ERIC Number: ED309637
Record Type: Non-Journal
Publication Date: 1989
The Amish Child as an E.S.L. Culturally Different Learner in the Rural Public School Classroom.
Newcomb, Thomas L.

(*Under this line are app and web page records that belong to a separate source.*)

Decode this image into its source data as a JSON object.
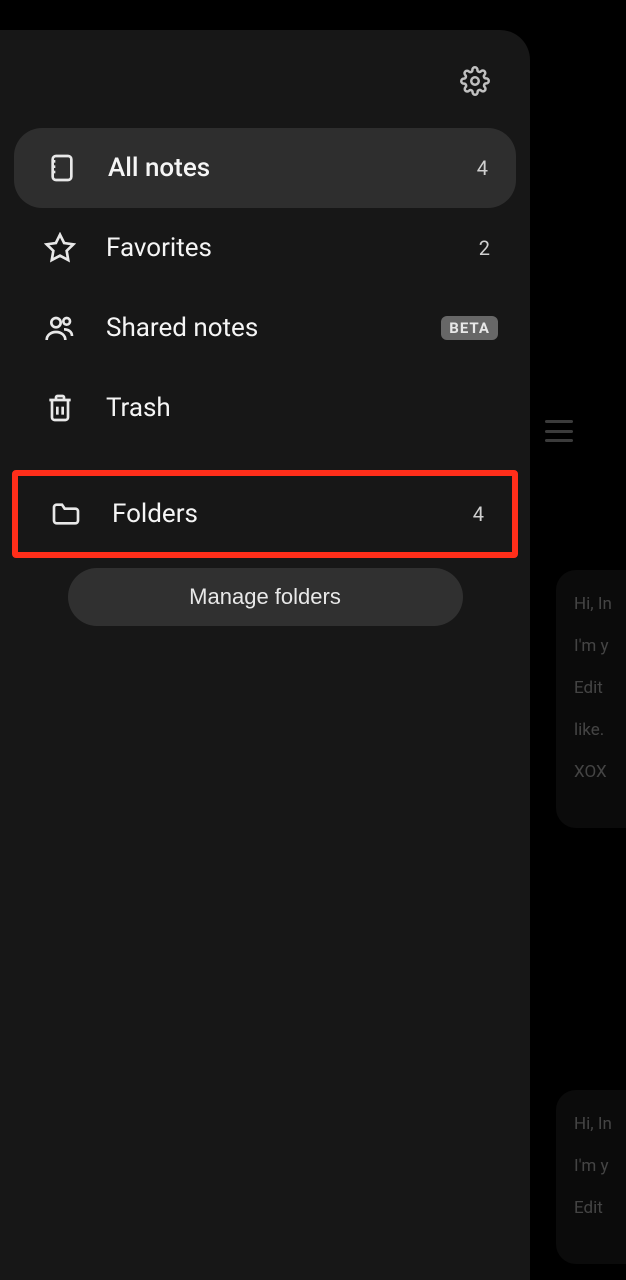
{
  "menu": {
    "all_notes": {
      "label": "All notes",
      "count": "4"
    },
    "favorites": {
      "label": "Favorites",
      "count": "2"
    },
    "shared_notes": {
      "label": "Shared notes",
      "badge": "BETA"
    },
    "trash": {
      "label": "Trash"
    },
    "folders": {
      "label": "Folders",
      "count": "4"
    }
  },
  "manage_folders_label": "Manage folders",
  "background": {
    "lines": [
      "Hi, In",
      "I'm y",
      "Edit",
      "like.",
      "XOX"
    ],
    "lines2": [
      "Hi, In",
      "I'm y",
      "Edit"
    ]
  }
}
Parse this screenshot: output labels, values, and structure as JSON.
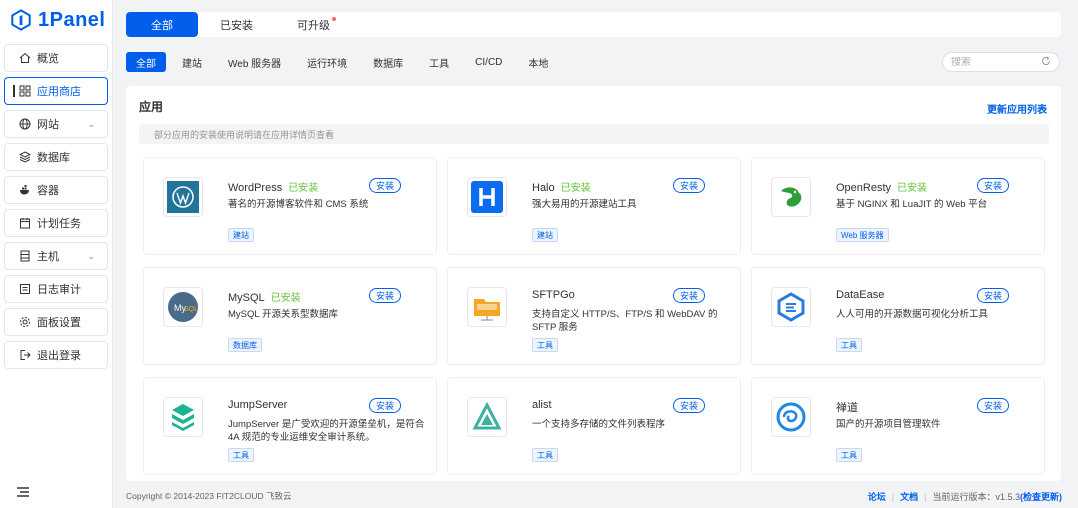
{
  "brand": {
    "name": "1Panel",
    "color": "#005eeb"
  },
  "sidebar": {
    "items": [
      {
        "label": "概览",
        "icon": "home-icon",
        "chevron": false
      },
      {
        "label": "应用商店",
        "icon": "grid-icon",
        "chevron": false,
        "active": true
      },
      {
        "label": "网站",
        "icon": "globe-icon",
        "chevron": true
      },
      {
        "label": "数据库",
        "icon": "database-icon",
        "chevron": false
      },
      {
        "label": "容器",
        "icon": "docker-icon",
        "chevron": false
      },
      {
        "label": "计划任务",
        "icon": "calendar-icon",
        "chevron": false
      },
      {
        "label": "主机",
        "icon": "server-icon",
        "chevron": true
      },
      {
        "label": "日志审计",
        "icon": "log-icon",
        "chevron": false
      },
      {
        "label": "面板设置",
        "icon": "gear-icon",
        "chevron": false
      },
      {
        "label": "退出登录",
        "icon": "logout-icon",
        "chevron": false
      }
    ]
  },
  "top_tabs": [
    {
      "label": "全部",
      "active": true
    },
    {
      "label": "已安装",
      "active": false
    },
    {
      "label": "可升级",
      "active": false,
      "dot": true
    }
  ],
  "filters": [
    "全部",
    "建站",
    "Web 服务器",
    "运行环境",
    "数据库",
    "工具",
    "CI/CD",
    "本地"
  ],
  "search": {
    "placeholder": "搜索",
    "value": ""
  },
  "panel": {
    "title": "应用",
    "link": "更新应用列表",
    "notice": "部分应用的安装使用说明请在应用详情页查看"
  },
  "apps": [
    {
      "name": "WordPress",
      "installed": "已安装",
      "button": "安装",
      "desc": "著名的开源博客软件和 CMS 系统",
      "tag": "建站",
      "icon": "wordpress-icon"
    },
    {
      "name": "Halo",
      "installed": "已安装",
      "button": "安装",
      "desc": "强大易用的开源建站工具",
      "tag": "建站",
      "icon": "halo-icon"
    },
    {
      "name": "OpenResty",
      "installed": "已安装",
      "button": "安装",
      "desc": "基于 NGINX 和 LuaJIT 的 Web 平台",
      "tag": "Web 服务器",
      "icon": "openresty-icon"
    },
    {
      "name": "MySQL",
      "installed": "已安装",
      "button": "安装",
      "desc": "MySQL 开源关系型数据库",
      "tag": "数据库",
      "icon": "mysql-icon"
    },
    {
      "name": "SFTPGo",
      "installed": "",
      "button": "安装",
      "desc": "支持自定义 HTTP/S、FTP/S 和 WebDAV 的 SFTP 服务",
      "tag": "工具",
      "icon": "sftpgo-icon"
    },
    {
      "name": "DataEase",
      "installed": "",
      "button": "安装",
      "desc": "人人可用的开源数据可视化分析工具",
      "tag": "工具",
      "icon": "dataease-icon"
    },
    {
      "name": "JumpServer",
      "installed": "",
      "button": "安装",
      "desc": "JumpServer 是广受欢迎的开源堡垒机，是符合 4A 规范的专业运维安全审计系统。",
      "tag": "工具",
      "icon": "jumpserver-icon"
    },
    {
      "name": "alist",
      "installed": "",
      "button": "安装",
      "desc": "一个支持多存储的文件列表程序",
      "tag": "工具",
      "icon": "alist-icon"
    },
    {
      "name": "禅道",
      "installed": "",
      "button": "安装",
      "desc": "国产的开源项目管理软件",
      "tag": "工具",
      "icon": "zentao-icon"
    }
  ],
  "footer": {
    "copyright": "Copyright © 2014-2023 FIT2CLOUD 飞致云",
    "forum": "论坛",
    "docs": "文档",
    "version_label": "当前运行版本：",
    "version": "v1.5.3",
    "check_update": "(检查更新)"
  }
}
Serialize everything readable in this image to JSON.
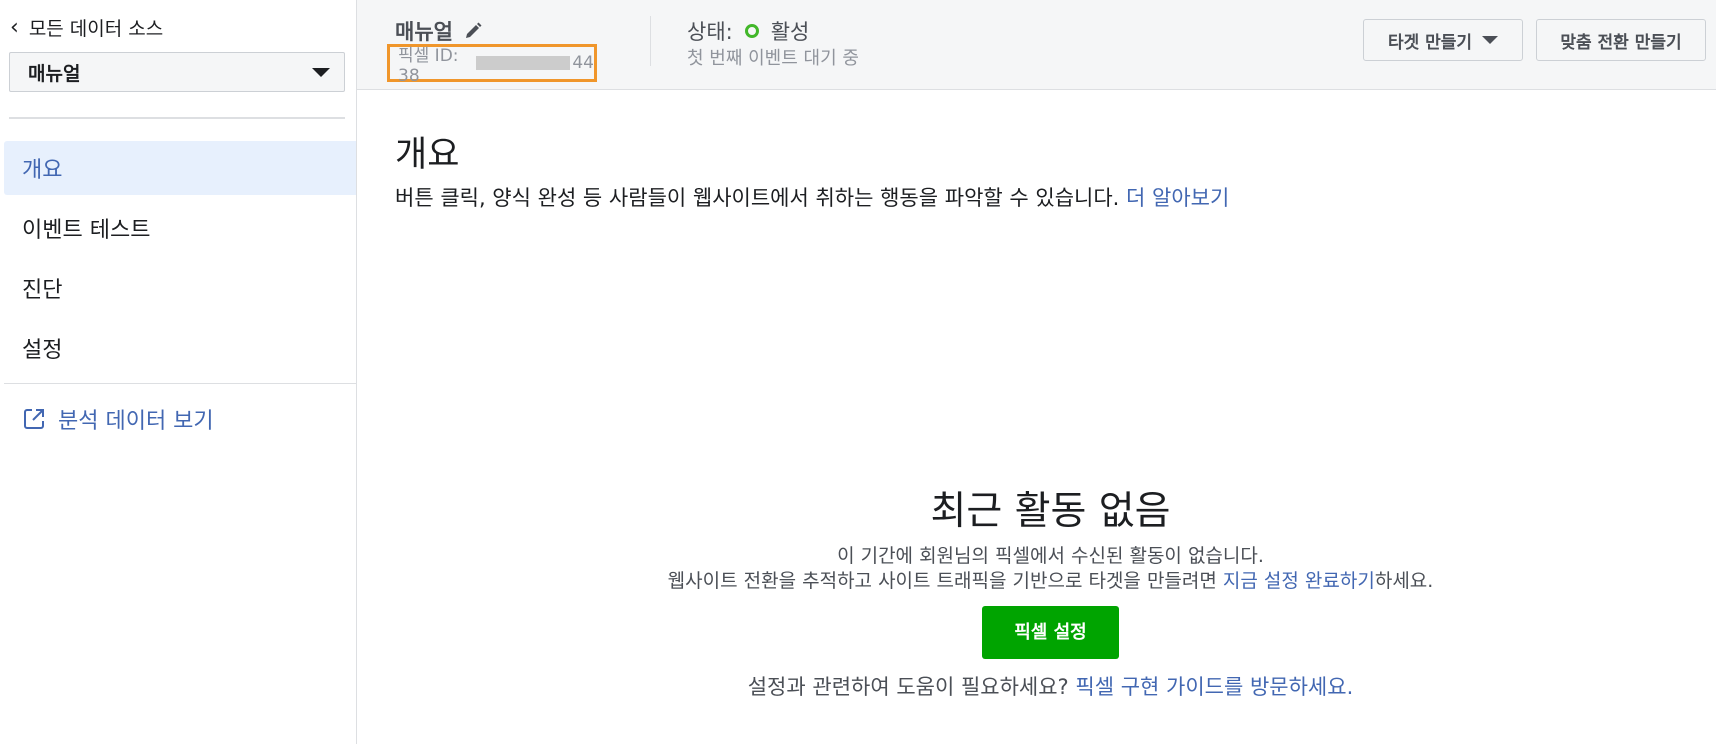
{
  "sidebar": {
    "back_label": "모든 데이터 소스",
    "source_select": {
      "value": "매뉴얼"
    },
    "items": [
      {
        "label": "개요",
        "active": true
      },
      {
        "label": "이벤트 테스트",
        "active": false
      },
      {
        "label": "진단",
        "active": false
      },
      {
        "label": "설정",
        "active": false
      }
    ],
    "analytics_link": "분석 데이터 보기"
  },
  "header": {
    "pixel_name": "매뉴얼",
    "pixel_id_prefix": "픽셀 ID: 38",
    "pixel_id_suffix": "44",
    "status_label": "상태:",
    "status_value": "활성",
    "status_sub": "첫 번째 이벤트 대기 중",
    "create_audience_button": "타겟 만들기",
    "create_conversion_button": "맞춤 전환 만들기"
  },
  "main": {
    "title": "개요",
    "description": "버튼 클릭, 양식 완성 등 사람들이 웹사이트에서 취하는 행동을 파악할 수 있습니다.",
    "learn_more": "더 알아보기",
    "empty": {
      "title": "최근 활동 없음",
      "line1": "이 기간에 회원님의 픽셀에서 수신된 활동이 없습니다.",
      "line2_prefix": "웹사이트 전환을 추적하고 사이트 트래픽을 기반으로 타겟을 만들려면 ",
      "line2_link": "지금 설정 완료하기",
      "line2_suffix": "하세요.",
      "button": "픽셀 설정",
      "help_prefix": "설정과 관련하여 도움이 필요하세요? ",
      "help_link": "픽셀 구현 가이드를 방문하세요."
    }
  },
  "colors": {
    "accent": "#4267b2",
    "success": "#00a400",
    "status_active": "#42b72a",
    "highlight_box": "#f0962b"
  }
}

While the Amish are an established cultural group in the United States, Amish children are relatively ignored as a cultural and language minority group in public schools. Little information is available to the educator wishing to understand these children. Teacher education programs do not prepare teachers to deal with the language and experience backgrounds of Amish children while respecting their religious codes for action, dress, belief, and avoidance. The Amish home and culture are significantly different from mainstream society. Most Amish acquired their German dialect as their first language. The Amish child is clearly an English-as-a-Second-Language student in school. Amish children have great educational promise, but achievement depends on the learning environment. Limited studies at local levels have indicated that bilingual/multicultural education can be helpful to Amish children. Possible strategies include: treating this population as a bilingual-cultural minority; identifying, recognizing, and remediating cultural and language barriers; acknowledging cultural and language influences in testing; gathering information on the Amish for teachers; improved communication and interaction with the Amish community, including preparation of children for school; and including the Amish culture in teacher preparation courses. A variety of strategies can also be used to integrate and accommodate Amish children into the classroom. (MSE)
Publication Type: Reports - Evaluative
Education Level: N/A
Authoring Institution: N/A
Identifiers - Location: United States